**GOAL OF THE EXERCISE:**
Output every record below precisely as it is written.

**SOURCE DATA:**
--------
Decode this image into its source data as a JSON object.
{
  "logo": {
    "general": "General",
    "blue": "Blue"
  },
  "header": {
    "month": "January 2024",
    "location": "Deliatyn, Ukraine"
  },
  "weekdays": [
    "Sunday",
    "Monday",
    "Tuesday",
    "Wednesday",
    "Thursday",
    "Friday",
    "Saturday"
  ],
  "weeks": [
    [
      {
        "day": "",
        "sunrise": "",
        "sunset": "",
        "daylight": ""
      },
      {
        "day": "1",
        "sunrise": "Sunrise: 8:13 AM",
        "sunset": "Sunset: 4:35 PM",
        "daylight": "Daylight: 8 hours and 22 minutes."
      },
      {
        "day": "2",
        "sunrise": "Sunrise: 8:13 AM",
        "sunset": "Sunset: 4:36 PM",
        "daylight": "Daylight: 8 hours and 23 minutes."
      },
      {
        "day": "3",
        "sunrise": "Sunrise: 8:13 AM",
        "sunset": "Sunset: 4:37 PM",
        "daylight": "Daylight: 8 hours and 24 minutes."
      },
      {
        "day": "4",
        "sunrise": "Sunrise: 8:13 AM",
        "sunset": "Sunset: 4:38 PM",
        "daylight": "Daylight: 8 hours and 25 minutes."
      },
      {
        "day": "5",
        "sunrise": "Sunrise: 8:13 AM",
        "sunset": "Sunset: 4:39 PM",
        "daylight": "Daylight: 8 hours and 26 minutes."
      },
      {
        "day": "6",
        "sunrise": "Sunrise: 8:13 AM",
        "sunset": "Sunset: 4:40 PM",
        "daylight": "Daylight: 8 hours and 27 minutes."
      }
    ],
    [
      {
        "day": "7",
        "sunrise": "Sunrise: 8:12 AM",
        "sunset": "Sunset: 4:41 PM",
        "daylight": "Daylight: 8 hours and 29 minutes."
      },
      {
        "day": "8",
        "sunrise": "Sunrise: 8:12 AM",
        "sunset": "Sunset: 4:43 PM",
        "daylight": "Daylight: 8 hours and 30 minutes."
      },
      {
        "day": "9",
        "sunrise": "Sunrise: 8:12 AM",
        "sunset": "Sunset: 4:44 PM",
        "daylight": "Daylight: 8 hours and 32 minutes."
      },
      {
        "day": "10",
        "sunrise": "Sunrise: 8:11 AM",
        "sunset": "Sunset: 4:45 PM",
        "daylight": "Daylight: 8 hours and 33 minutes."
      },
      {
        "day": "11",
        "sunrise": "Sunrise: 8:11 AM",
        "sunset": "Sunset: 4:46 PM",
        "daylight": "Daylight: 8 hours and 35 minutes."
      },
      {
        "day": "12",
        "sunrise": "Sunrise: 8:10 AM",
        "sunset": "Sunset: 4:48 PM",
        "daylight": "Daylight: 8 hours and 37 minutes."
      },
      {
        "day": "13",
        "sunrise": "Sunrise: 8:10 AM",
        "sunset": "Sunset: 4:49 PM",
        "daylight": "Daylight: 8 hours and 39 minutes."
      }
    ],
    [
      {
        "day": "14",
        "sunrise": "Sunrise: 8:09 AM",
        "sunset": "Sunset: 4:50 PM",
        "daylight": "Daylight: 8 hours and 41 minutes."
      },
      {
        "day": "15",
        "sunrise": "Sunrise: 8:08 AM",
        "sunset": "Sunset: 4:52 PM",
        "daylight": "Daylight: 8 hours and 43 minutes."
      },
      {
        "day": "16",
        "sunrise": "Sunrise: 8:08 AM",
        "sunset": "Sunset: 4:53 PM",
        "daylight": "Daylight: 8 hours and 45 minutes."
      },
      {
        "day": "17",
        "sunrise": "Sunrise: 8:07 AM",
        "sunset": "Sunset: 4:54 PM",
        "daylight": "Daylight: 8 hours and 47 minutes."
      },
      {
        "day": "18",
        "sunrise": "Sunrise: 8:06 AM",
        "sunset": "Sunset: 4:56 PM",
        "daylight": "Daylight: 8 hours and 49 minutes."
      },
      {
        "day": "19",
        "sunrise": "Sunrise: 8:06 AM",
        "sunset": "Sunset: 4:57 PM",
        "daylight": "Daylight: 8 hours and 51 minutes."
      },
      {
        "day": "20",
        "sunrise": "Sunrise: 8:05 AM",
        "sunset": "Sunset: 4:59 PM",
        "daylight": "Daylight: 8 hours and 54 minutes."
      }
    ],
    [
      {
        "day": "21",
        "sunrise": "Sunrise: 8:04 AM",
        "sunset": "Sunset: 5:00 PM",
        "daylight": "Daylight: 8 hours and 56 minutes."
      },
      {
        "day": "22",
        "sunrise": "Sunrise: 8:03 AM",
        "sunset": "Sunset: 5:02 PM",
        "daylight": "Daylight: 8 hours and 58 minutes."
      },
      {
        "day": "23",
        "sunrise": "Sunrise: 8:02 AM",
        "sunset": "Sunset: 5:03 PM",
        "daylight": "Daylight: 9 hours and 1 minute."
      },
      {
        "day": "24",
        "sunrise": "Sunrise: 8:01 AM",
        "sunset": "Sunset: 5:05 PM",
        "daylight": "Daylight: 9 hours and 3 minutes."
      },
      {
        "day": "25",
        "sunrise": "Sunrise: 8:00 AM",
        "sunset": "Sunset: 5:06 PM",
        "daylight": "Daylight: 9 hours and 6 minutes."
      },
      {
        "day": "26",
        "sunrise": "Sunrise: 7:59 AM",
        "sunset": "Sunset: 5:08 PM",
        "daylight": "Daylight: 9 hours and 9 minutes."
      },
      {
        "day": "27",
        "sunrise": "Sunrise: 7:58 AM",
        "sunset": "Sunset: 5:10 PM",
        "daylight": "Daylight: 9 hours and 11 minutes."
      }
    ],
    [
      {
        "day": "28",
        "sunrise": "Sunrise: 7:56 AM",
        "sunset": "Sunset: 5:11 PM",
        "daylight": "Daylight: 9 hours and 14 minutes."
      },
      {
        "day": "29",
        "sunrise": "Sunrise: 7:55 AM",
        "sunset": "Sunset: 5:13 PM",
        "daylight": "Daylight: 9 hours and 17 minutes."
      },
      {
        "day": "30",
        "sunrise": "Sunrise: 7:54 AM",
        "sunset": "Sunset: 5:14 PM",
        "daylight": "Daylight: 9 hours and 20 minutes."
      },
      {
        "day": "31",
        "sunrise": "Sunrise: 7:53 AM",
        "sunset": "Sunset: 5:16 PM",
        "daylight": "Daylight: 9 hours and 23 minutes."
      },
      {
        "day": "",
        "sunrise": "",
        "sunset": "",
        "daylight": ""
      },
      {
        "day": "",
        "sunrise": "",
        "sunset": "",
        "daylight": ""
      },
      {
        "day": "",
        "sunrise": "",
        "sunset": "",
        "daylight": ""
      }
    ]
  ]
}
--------
**ANSWER TO THIS PROBLEM:**
Decode this image into its source data as a JSON object.
{
  "logo": {
    "general": "General",
    "blue": "Blue"
  },
  "header": {
    "month": "January 2024",
    "location": "Deliatyn, Ukraine"
  },
  "weekdays": [
    "Sunday",
    "Monday",
    "Tuesday",
    "Wednesday",
    "Thursday",
    "Friday",
    "Saturday"
  ],
  "weeks": [
    [
      {
        "day": "",
        "sunrise": "",
        "sunset": "",
        "daylight": ""
      },
      {
        "day": "1",
        "sunrise": "Sunrise: 8:13 AM",
        "sunset": "Sunset: 4:35 PM",
        "daylight": "Daylight: 8 hours and 22 minutes."
      },
      {
        "day": "2",
        "sunrise": "Sunrise: 8:13 AM",
        "sunset": "Sunset: 4:36 PM",
        "daylight": "Daylight: 8 hours and 23 minutes."
      },
      {
        "day": "3",
        "sunrise": "Sunrise: 8:13 AM",
        "sunset": "Sunset: 4:37 PM",
        "daylight": "Daylight: 8 hours and 24 minutes."
      },
      {
        "day": "4",
        "sunrise": "Sunrise: 8:13 AM",
        "sunset": "Sunset: 4:38 PM",
        "daylight": "Daylight: 8 hours and 25 minutes."
      },
      {
        "day": "5",
        "sunrise": "Sunrise: 8:13 AM",
        "sunset": "Sunset: 4:39 PM",
        "daylight": "Daylight: 8 hours and 26 minutes."
      },
      {
        "day": "6",
        "sunrise": "Sunrise: 8:13 AM",
        "sunset": "Sunset: 4:40 PM",
        "daylight": "Daylight: 8 hours and 27 minutes."
      }
    ],
    [
      {
        "day": "7",
        "sunrise": "Sunrise: 8:12 AM",
        "sunset": "Sunset: 4:41 PM",
        "daylight": "Daylight: 8 hours and 29 minutes."
      },
      {
        "day": "8",
        "sunrise": "Sunrise: 8:12 AM",
        "sunset": "Sunset: 4:43 PM",
        "daylight": "Daylight: 8 hours and 30 minutes."
      },
      {
        "day": "9",
        "sunrise": "Sunrise: 8:12 AM",
        "sunset": "Sunset: 4:44 PM",
        "daylight": "Daylight: 8 hours and 32 minutes."
      },
      {
        "day": "10",
        "sunrise": "Sunrise: 8:11 AM",
        "sunset": "Sunset: 4:45 PM",
        "daylight": "Daylight: 8 hours and 33 minutes."
      },
      {
        "day": "11",
        "sunrise": "Sunrise: 8:11 AM",
        "sunset": "Sunset: 4:46 PM",
        "daylight": "Daylight: 8 hours and 35 minutes."
      },
      {
        "day": "12",
        "sunrise": "Sunrise: 8:10 AM",
        "sunset": "Sunset: 4:48 PM",
        "daylight": "Daylight: 8 hours and 37 minutes."
      },
      {
        "day": "13",
        "sunrise": "Sunrise: 8:10 AM",
        "sunset": "Sunset: 4:49 PM",
        "daylight": "Daylight: 8 hours and 39 minutes."
      }
    ],
    [
      {
        "day": "14",
        "sunrise": "Sunrise: 8:09 AM",
        "sunset": "Sunset: 4:50 PM",
        "daylight": "Daylight: 8 hours and 41 minutes."
      },
      {
        "day": "15",
        "sunrise": "Sunrise: 8:08 AM",
        "sunset": "Sunset: 4:52 PM",
        "daylight": "Daylight: 8 hours and 43 minutes."
      },
      {
        "day": "16",
        "sunrise": "Sunrise: 8:08 AM",
        "sunset": "Sunset: 4:53 PM",
        "daylight": "Daylight: 8 hours and 45 minutes."
      },
      {
        "day": "17",
        "sunrise": "Sunrise: 8:07 AM",
        "sunset": "Sunset: 4:54 PM",
        "daylight": "Daylight: 8 hours and 47 minutes."
      },
      {
        "day": "18",
        "sunrise": "Sunrise: 8:06 AM",
        "sunset": "Sunset: 4:56 PM",
        "daylight": "Daylight: 8 hours and 49 minutes."
      },
      {
        "day": "19",
        "sunrise": "Sunrise: 8:06 AM",
        "sunset": "Sunset: 4:57 PM",
        "daylight": "Daylight: 8 hours and 51 minutes."
      },
      {
        "day": "20",
        "sunrise": "Sunrise: 8:05 AM",
        "sunset": "Sunset: 4:59 PM",
        "daylight": "Daylight: 8 hours and 54 minutes."
      }
    ],
    [
      {
        "day": "21",
        "sunrise": "Sunrise: 8:04 AM",
        "sunset": "Sunset: 5:00 PM",
        "daylight": "Daylight: 8 hours and 56 minutes."
      },
      {
        "day": "22",
        "sunrise": "Sunrise: 8:03 AM",
        "sunset": "Sunset: 5:02 PM",
        "daylight": "Daylight: 8 hours and 58 minutes."
      },
      {
        "day": "23",
        "sunrise": "Sunrise: 8:02 AM",
        "sunset": "Sunset: 5:03 PM",
        "daylight": "Daylight: 9 hours and 1 minute."
      },
      {
        "day": "24",
        "sunrise": "Sunrise: 8:01 AM",
        "sunset": "Sunset: 5:05 PM",
        "daylight": "Daylight: 9 hours and 3 minutes."
      },
      {
        "day": "25",
        "sunrise": "Sunrise: 8:00 AM",
        "sunset": "Sunset: 5:06 PM",
        "daylight": "Daylight: 9 hours and 6 minutes."
      },
      {
        "day": "26",
        "sunrise": "Sunrise: 7:59 AM",
        "sunset": "Sunset: 5:08 PM",
        "daylight": "Daylight: 9 hours and 9 minutes."
      },
      {
        "day": "27",
        "sunrise": "Sunrise: 7:58 AM",
        "sunset": "Sunset: 5:10 PM",
        "daylight": "Daylight: 9 hours and 11 minutes."
      }
    ],
    [
      {
        "day": "28",
        "sunrise": "Sunrise: 7:56 AM",
        "sunset": "Sunset: 5:11 PM",
        "daylight": "Daylight: 9 hours and 14 minutes."
      },
      {
        "day": "29",
        "sunrise": "Sunrise: 7:55 AM",
        "sunset": "Sunset: 5:13 PM",
        "daylight": "Daylight: 9 hours and 17 minutes."
      },
      {
        "day": "30",
        "sunrise": "Sunrise: 7:54 AM",
        "sunset": "Sunset: 5:14 PM",
        "daylight": "Daylight: 9 hours and 20 minutes."
      },
      {
        "day": "31",
        "sunrise": "Sunrise: 7:53 AM",
        "sunset": "Sunset: 5:16 PM",
        "daylight": "Daylight: 9 hours and 23 minutes."
      },
      {
        "day": "",
        "sunrise": "",
        "sunset": "",
        "daylight": ""
      },
      {
        "day": "",
        "sunrise": "",
        "sunset": "",
        "daylight": ""
      },
      {
        "day": "",
        "sunrise": "",
        "sunset": "",
        "daylight": ""
      }
    ]
  ]
}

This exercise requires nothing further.